On cosmopolitan currency


By Maxime Parodi, sociologist at the OFCE

A cosmopolitan currency is a currency common to many nations and explicitly based on a form of co-sovereignty (for a more in-depth analysis, see OFCE working paper 2013-09, June 2013). A currency like this is possible only by accepting a monetary policy and fiscal and taxation policies that are based on shared motivations, where each is responsible for the monetary commitments it makes and co-responsible for the ability of all to pursue a suitable economic policy. To be lasting, this currency requires sustained attention to macroeconomic divergences between the partners and the difficulties that each is encountering; it requires open dialogue about the reasons for these divergences and difficulties; it requires a determination to propose possible remedies over the short, medium and long term; and finally, it requires everyone to cooperate voluntarily, so long that is as they have the ability to do so.

Of all the classical sociologists, Simmel alone could have envisaged such a currency. Indeed, he was the only one to study socialization itself, to seek to understand society in the making, whereas Durkheim always started from an already established society, from an individual who was always already socialized, and Weber started from people always already constituted, “completed”, without at the same time considering them as subjects likely to influence each other and make society deliberately. Yet a cosmopolitan union is precisely a union that is always trying to make itself; it is never definitively established. This type of union is weak by nature, but at the same time it only ever appears in contexts where it is objectively necessary for its citizens. Such a union is constantly renewed, constantly re-worked, because there is an objective terrain of neighbouring or overlapping interests, and everyone therefore considers it desirable to come to the best resolution of the neighbourhood’s problems. Thus, in the name of the union, it becomes possible to resolve certain conflicts fairly and to develop tighter bonds.
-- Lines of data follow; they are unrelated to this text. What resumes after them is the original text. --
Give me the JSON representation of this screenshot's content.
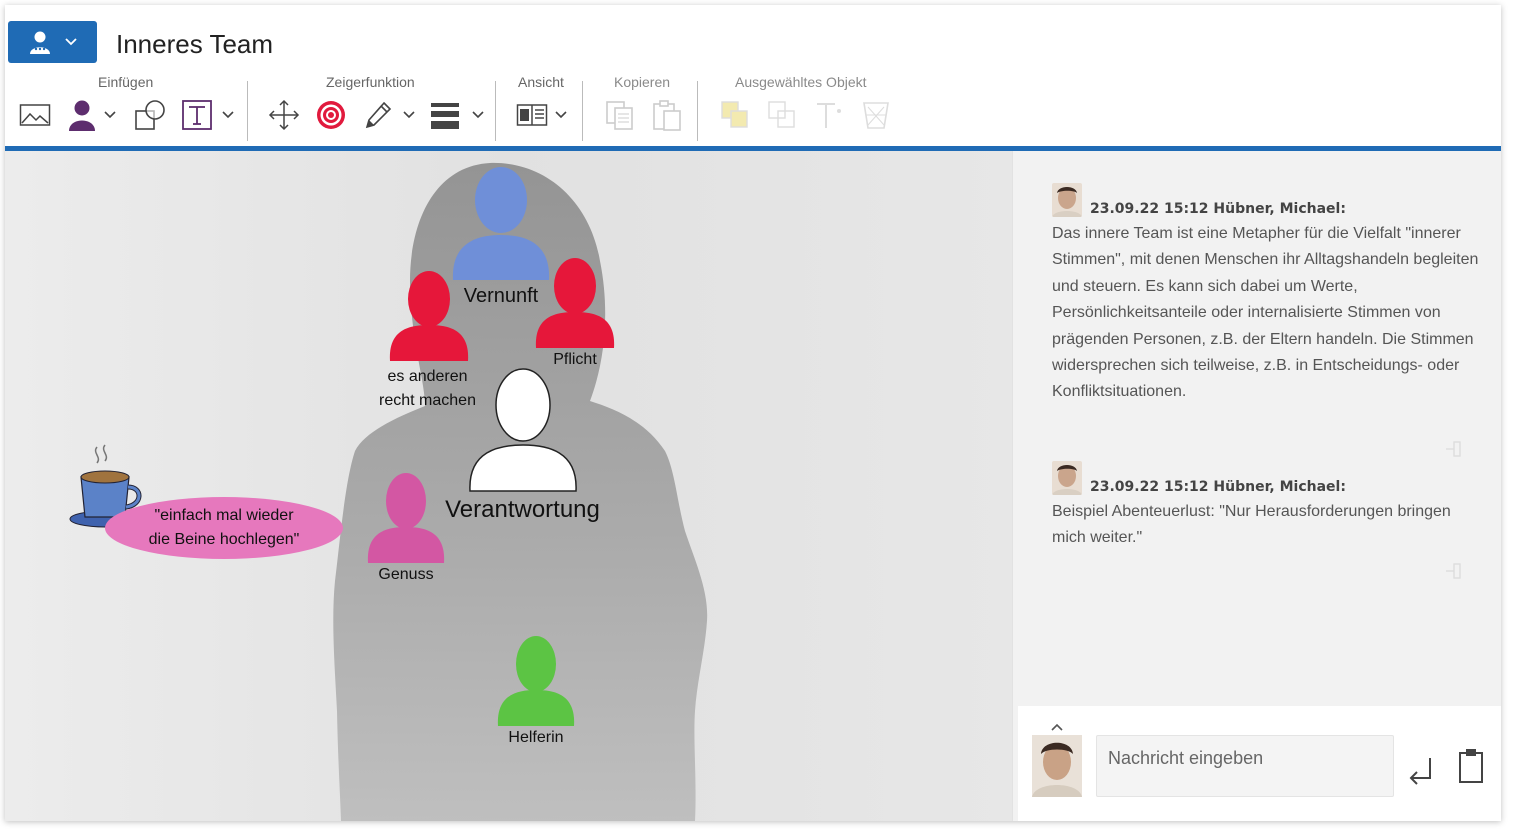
{
  "header": {
    "title": "Inneres Team"
  },
  "toolbar": {
    "groups": [
      {
        "label": "Einfügen"
      },
      {
        "label": "Zeigerfunktion"
      },
      {
        "label": "Ansicht"
      },
      {
        "label": "Kopieren"
      },
      {
        "label": "Ausgewähltes Objekt"
      }
    ],
    "icons": {
      "insert_image": "image-icon",
      "insert_person": "person-icon",
      "insert_shape": "shapes-icon",
      "insert_text": "text-icon",
      "move": "move-arrows-icon",
      "target": "target-icon",
      "pen": "pen-icon",
      "line_style": "line-style-icon",
      "view": "book-view-icon",
      "copy": "copy-icon",
      "paste": "paste-icon"
    },
    "accent_color": "#1f6bb5"
  },
  "canvas": {
    "figures": [
      {
        "label": "Vernunft",
        "color": "#6f8fd8"
      },
      {
        "label": "es anderen\nrecht machen",
        "color": "#e6173a"
      },
      {
        "label": "Pflicht",
        "color": "#e6173a"
      },
      {
        "label": "Verantwortung",
        "color": "#ffffff"
      },
      {
        "label": "Genuss",
        "color": "#d357a3"
      },
      {
        "label": "Helferin",
        "color": "#5cc444"
      }
    ],
    "speech_bubble": "\"einfach mal wieder die Beine hochlegen\"",
    "speech_line1": "\"einfach mal wieder",
    "speech_line2": "die Beine hochlegen\"",
    "es_line1": "es anderen",
    "es_line2": "recht machen"
  },
  "chat": {
    "messages": [
      {
        "header": "23.09.22 15:12 Hübner, Michael:",
        "body": "Das innere Team ist eine Metapher für die Vielfalt \"innerer Stimmen\", mit denen Menschen ihr Alltagshandeln begleiten und steuern. Es kann sich dabei um Werte, Persönlichkeitsanteile oder internalisierte Stimmen von prägenden Personen, z.B. der Eltern handeln. Die Stimmen widersprechen sich teilweise, z.B. in Entscheidungs- oder Konfliktsituationen."
      },
      {
        "header": "23.09.22 15:12 Hübner, Michael:",
        "body": "Beispiel Abenteuerlust: \"Nur Herausforderungen bringen mich weiter.\""
      }
    ],
    "input_placeholder": "Nachricht eingeben"
  }
}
From this perspective, the act of adopting a common currency is not a trivial matter in a cosmopolitan union. All of a sudden, everyone is committed to respecting their monetary promises to their neighbours. This is obviously a major change, which has immediate and foreseeable consequences: the transaction costs between partners disappear, and in particular there is no longer any risk associated with holding a foreign currency, as the currency is now common and politically guaranteed. But there are also less immediate, more hidden consequences. For instance, this common commitment often calls into question the economic culture of the nations concerned, by obliging them to explain some of the ways they operate: governments in the habit of solving their problems by inflation or a currency devaluation must now tell their citizens that it is necessary to raise taxes or spend less; banks that are “too big to fail” must now draw up wills instead of relying on the implicit guarantees of the citizens, and so forth. Finally, the cosmopolitan currency creates a new relationship between the partners, which in principle leads them to be concerned about their neighbours. In fact, the partners have made a commitment not only to keep their promises to everyone else, but also that each is able to uphold its own commitments (since trust is not divisible).

The cosmopolitan currency also introduces a kind of solidarity within the union. One must now be concerned about whether one’s neighbour has the ability to meet its monetary commitments. This implies guaranteeing the latter a capacity for debt and / or a flow of investment into its territory. But unlike solidarity within a nation, this guarantee is more moral than legal: it is not entirely engraved in stone in the union, but must be discussed case by case. The risk of moral hazard is thus avoided.

The euro seems to be the paradigmatic case of a cosmopolitan currency. It is even the only case in history where cosmopolitanism actually laid the basis for a currency. This unprecedented feature also poses difficulties by upsetting national economic cultures. Since the beginning of the monetary crisis in 2008, everyone is discovering how Europe’s vertical institutions (European Commission, European Central Bank) address problems and respond to them. A culture of the euro, even a jurisprudence, is thereby forged. This is, incidentally, why the European Council should consider the impact of its decisions on this emerging culture: is the euro zone in the process of adopting a custom of “immediate returns”? Is this a doctrine born of distrust? If a cosmopolitan currency is possible, it is nevertheless necessary to accept both sides – the co-responsibility no less than the responsibility.